Steer Clear of Truck’s “No Zones”April 4, 2018
Driving next to a large commercial truck can feel a bit intimidating due to its massive size and weight. Because they are so large, big rigs have substantial blind spots, which are also referred to as “no zones.” When other vehicles in the vicinity are driving within those “no zones,” the truck driver is unable to see that vehicle. This can result in devastating truck accidents if the truck driver changes lanes when another vehicle is in the truck’s blind spot. The passenger vehicle can be crushed, forced off the road, or end up hitting another vehicle because the truck driver did not see the other motorist.

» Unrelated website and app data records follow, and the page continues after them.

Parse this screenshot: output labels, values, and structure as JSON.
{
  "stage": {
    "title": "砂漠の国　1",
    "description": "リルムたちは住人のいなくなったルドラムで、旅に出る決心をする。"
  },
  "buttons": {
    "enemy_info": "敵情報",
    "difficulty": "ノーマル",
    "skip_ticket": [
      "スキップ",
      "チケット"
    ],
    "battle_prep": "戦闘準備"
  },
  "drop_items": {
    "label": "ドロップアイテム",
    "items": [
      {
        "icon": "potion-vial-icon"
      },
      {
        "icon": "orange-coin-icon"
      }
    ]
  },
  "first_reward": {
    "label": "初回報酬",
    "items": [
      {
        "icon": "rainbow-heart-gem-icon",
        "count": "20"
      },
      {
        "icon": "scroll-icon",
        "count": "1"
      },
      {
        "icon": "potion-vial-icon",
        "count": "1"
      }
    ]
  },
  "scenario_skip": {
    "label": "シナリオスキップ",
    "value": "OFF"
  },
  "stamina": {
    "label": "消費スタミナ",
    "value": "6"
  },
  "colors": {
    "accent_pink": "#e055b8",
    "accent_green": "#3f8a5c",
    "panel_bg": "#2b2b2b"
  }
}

Unfortunately, the occupants of the passenger vehicle tend to suffer the most severe injuries.
Truck drivers are trained on how to safely operate an 80,000-pound tractor trailer. However, drivers should also be aware of a truck’s blind spots and avoid driving within these areas. One rule of thumb to keep in mind is that if you cannot see the truck driver’s face in the side-view mirror, it is unlikely that he or she can see you.
Know a Tractor Trailer’s Blind Spots
A tractor trailer’s three main blind spots include the following:
- Front: Because truck drivers’ seats are positioned much higher than other vehicles, it can be difficult for them to see another car when it is directly in front of them. This is because the front blind spot is usually approximately 20 feet long. As such, merging into a lane directly in front of a truck can be extremely dangerous. If a passenger car is rear ended by a large truck, it can cause serious injuries and fatalities.
- Side: Side blind spots tend to be the most dangerous because they take up the most amount of space. For example, the right side blind spot can be the entire length of the trailer and extend into three lanes. For this reason, drivers should avoid passing trucks on the right. Even though the left side of the truck has a blind spot, trucks drivers expect motorists to pass on the left.
- Rear: Even though large trucks are equipped with rearview mirrors, they are essentially of no use, particularly when other motorists are following too closely. Ideally, drivers should stay approximately 25 car lengths, or the length of a football field, behind a tractor trailer. That way, the truck driver will be able to see other drivers on the road.
Safety Tips to Avoid Blind Spots
All motorists are urged to keep the following tips in mind whenever they are driving near a large commercial truck:
- Recognize that large trucks require a longer following distance.
- When passing a large truck, use extra caution, and always pass on the left side of the truck.
- Stay out of a truck’s “no zones” on all four sides of the truck. The driver has limited visibility of other drivers when they are driving in those blind spots.
- It is particularly important to avoid a truck’s blind spots if it is turning, backing up, or changing lanes.
Baltimore Truck Accident Lawyers at LeViness, Tolzman & Hamilton Advocate for Victims of Commercial Truck Accidents
If you or a loved one has been seriously injured in a truck accident, contact the experienced Baltimore truck accident lawyers at LeViness, Tolzman & Hamilton at your earliest convenience. We will fight to secure the maximum financial compensation you deserve for the injuries you sustained. To schedule a free consultation, call us today at 800-547-4LAW (4529) or contact us online.
Our offices are located in Baltimore, Columbia, Glen Burnie, and Towson, allowing us to represent truck accident victims in Maryland, including those in Anne Arundel County, Baltimore County, Carroll County, Harford County, Howard County, Montgomery County, Maryland’s Western Counties, Prince George’s County, Queen Anne’s County, Southern Maryland, and the Eastern Shore, as well as the communities of Catonsville, Essex, Halethorpe, Middle River, Rosedale, Gwynn Oak, Brooklandville, Dundalk, Pikesville, Nottingham, Windsor Mill, Lutherville, Timonium, Sparrows Point, Ridgewood, and Elkridge.